"It may sound like a Hollywood scary movie plot, but this actually happened to 150 Lebanese tourists who were stuck in the air between Sharm El Sheikh Airport in Egypt and the Rafic Hariri International Airport in Beirut," journalist Kamel Saleh reported in an article carried in the Lebanese daily Assafir on the weekend.
It didn't start all that well, and it got worse.
The tourists, who had bought an Eid Al Adha holiday package from a Lebanese travel agency, had to wait through four hours of delays before their plane took off from Beirut for an 80-minute flight.
If unexpected waits are, in a way, part of life in Lebanon, the writer said, the fact that the holidaymakers had to wait again for another four hours at the Sharm El Sheikh airport on the way back was hardly tolerable.
But the worst was yet to come.
"The trip started to turn into drama when the captain apologised over the PA system for the fact that the plane 'could not touch down in Beirut airport and we'll be heading back to Sharm El Sheikh'," the writer reported.
"The captain said that while the aircraft had already made its descent into Beirut airport."
The captain gave no further explanation.
"So what some passengers did was walk to the door of the cockpit to ask why they were heading back," the writer said.
"Others were not able to stand on their feet, fearing that something bad might have happened that led to the closure of the Beirut airport."
Evidently, the passengers were extremely stressed out.
"A female passenger suffered a heart attack … and four more passed out, while others cried and wailed," the writer said.
Luckily, there was a doctor among the passengers.
"It was only about 15 minutes later - enough time for passengers to have nervous breakdowns - that the captain clarified: 'There is no problem with the aircraft, it's just that we could not obtain clearance for landing in Beirut International Airport'."
On the ground, the passengers' families were not having a great time either.
"When they asked at the airport about the estimated time of arrival, they were told that it did not show on the computer," the reporter went on.
It was the peak of absurdity when, minutes before landing in Sharm El Sheikh, the captain announced that the plane had finally obtained clearance for landing in Beirut airport, the reporter said.
"So the plane turned around again and finally landed in Beirut at around midnight." It was supposed to arrive at 9.20pm.
On arrival, a father who was travelling with his wife and children kept asking: who made the call to turn away a plane carrying 150 Lebanese passengers from their own country?

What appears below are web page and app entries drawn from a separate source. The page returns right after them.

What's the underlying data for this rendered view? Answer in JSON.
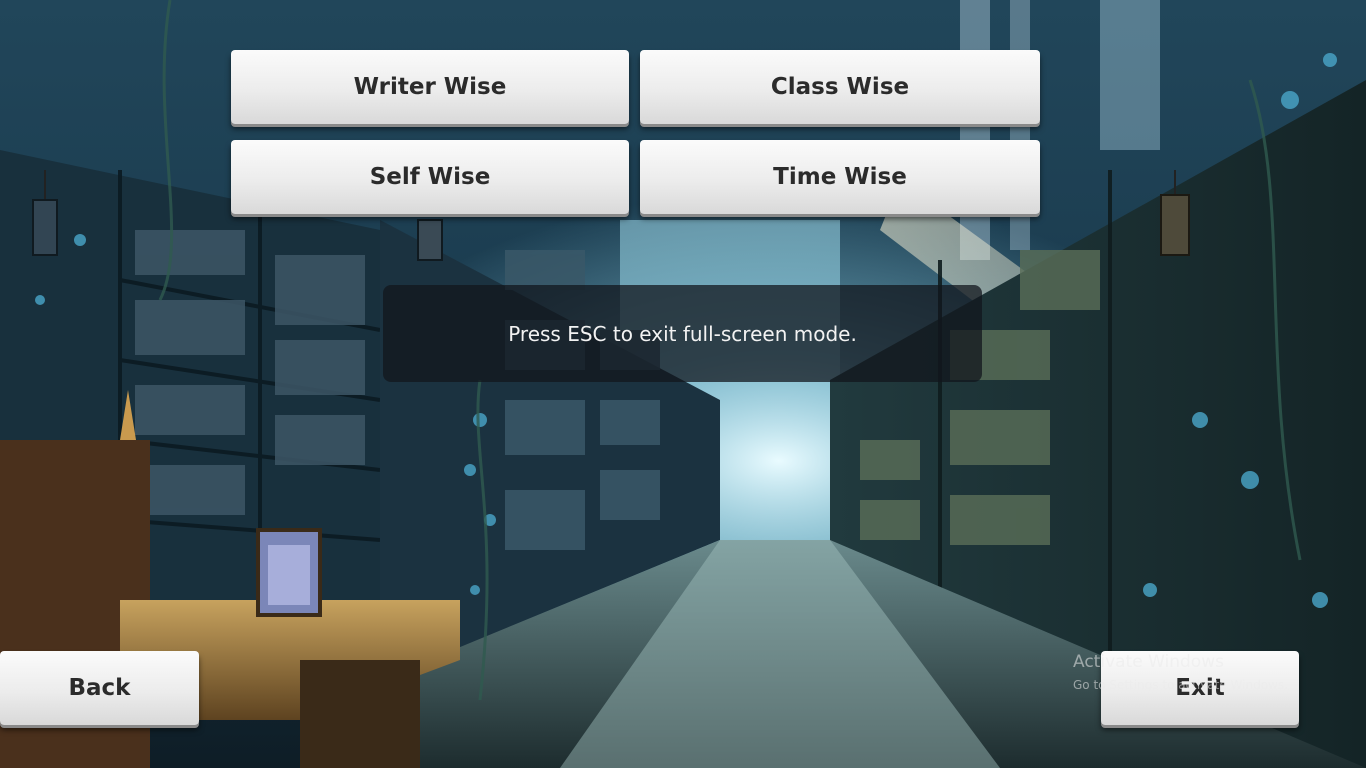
{
  "menu": {
    "writer_wise": "Writer Wise",
    "class_wise": "Class Wise",
    "self_wise": "Self Wise",
    "time_wise": "Time Wise"
  },
  "nav": {
    "back": "Back",
    "exit": "Exit"
  },
  "fullscreen_notice": "Press ESC to exit full-screen mode.",
  "watermark": {
    "title": "Activate Windows",
    "subtitle": "Go to Settings to activate Windows."
  },
  "colors": {
    "button_text": "#2b2b2b",
    "toast_bg": "#12161c"
  }
}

And why?
US fear of 'hijacked' revolution is telling
It was the first time the US government officially talked about "hijacking an Arab revolution" since the outbreak of the Arab Spring, wrote Jalal Aref in the UAE-based newspaper Al Bayan.
The statement, made by the US Secretary of State Hillary Clinton, on Wednesday, warned of extremists trying to hijack the Syrian revolution.
Ms Clinton warned the Syrian opposition against allowing extremist groups into their ranks. She also said the Syrian National Council must include people from inside Syria and those who are fighting on the front line.
"This US stance has been known for a while, so the novelty is the manner and the timing of this declaration," he said.
It was clear that the growing influence of extremist groups in Syria has caused the US to be less enthusiastic about ending the crisis, as other regional players, particularly Turkey, bet instead on battles of attrition until a political settlement with Russia and China is reached, which would take place only if there is guarantee Syria would not fall into the hands of extremists, he noted.
But is this message limited to Syria? In other words, how about the other Arab revolutions that are being hijacked in the open?
The US has decided to let moderate Islamic groups into power following the Arab Spring, but the developments in Libya and Egypt have forced the US to start rethinking its policy.
Historic opportunity for Syria opposition
As members of the Syrian National Council began their crucial four-day meeting in Doha yesterday, they found themselves before a big challenge that could decide the fate of the council in light of developments in Syria, said the Qatari daily Arraya in its editorial on Sunday.
The armed opposition has been increasingly successful in controlling large areas of Syria. This calls for a different approach from the SNC and various Syrian opposition factions whose main objectives must be protecting people and preserving the country's institutions.
"Most crucial of all is for the participants to reach a formula that unites the efforts of the opposition under a single political project and a single vision that reflects the aspirations of the people," added the paper.
The unification of the Syrian opposition and its agreement on a strategy would work towards the war-torn country's liberation. An integrated opposition that spoke the same language would also create an ethical challenge for the international community that is still divided over Syria. It may be the catalyst that finally prompts the powers-that-be to take practical measures aimed at saving the Syrian people.
* Digest compiled by The Translation Desk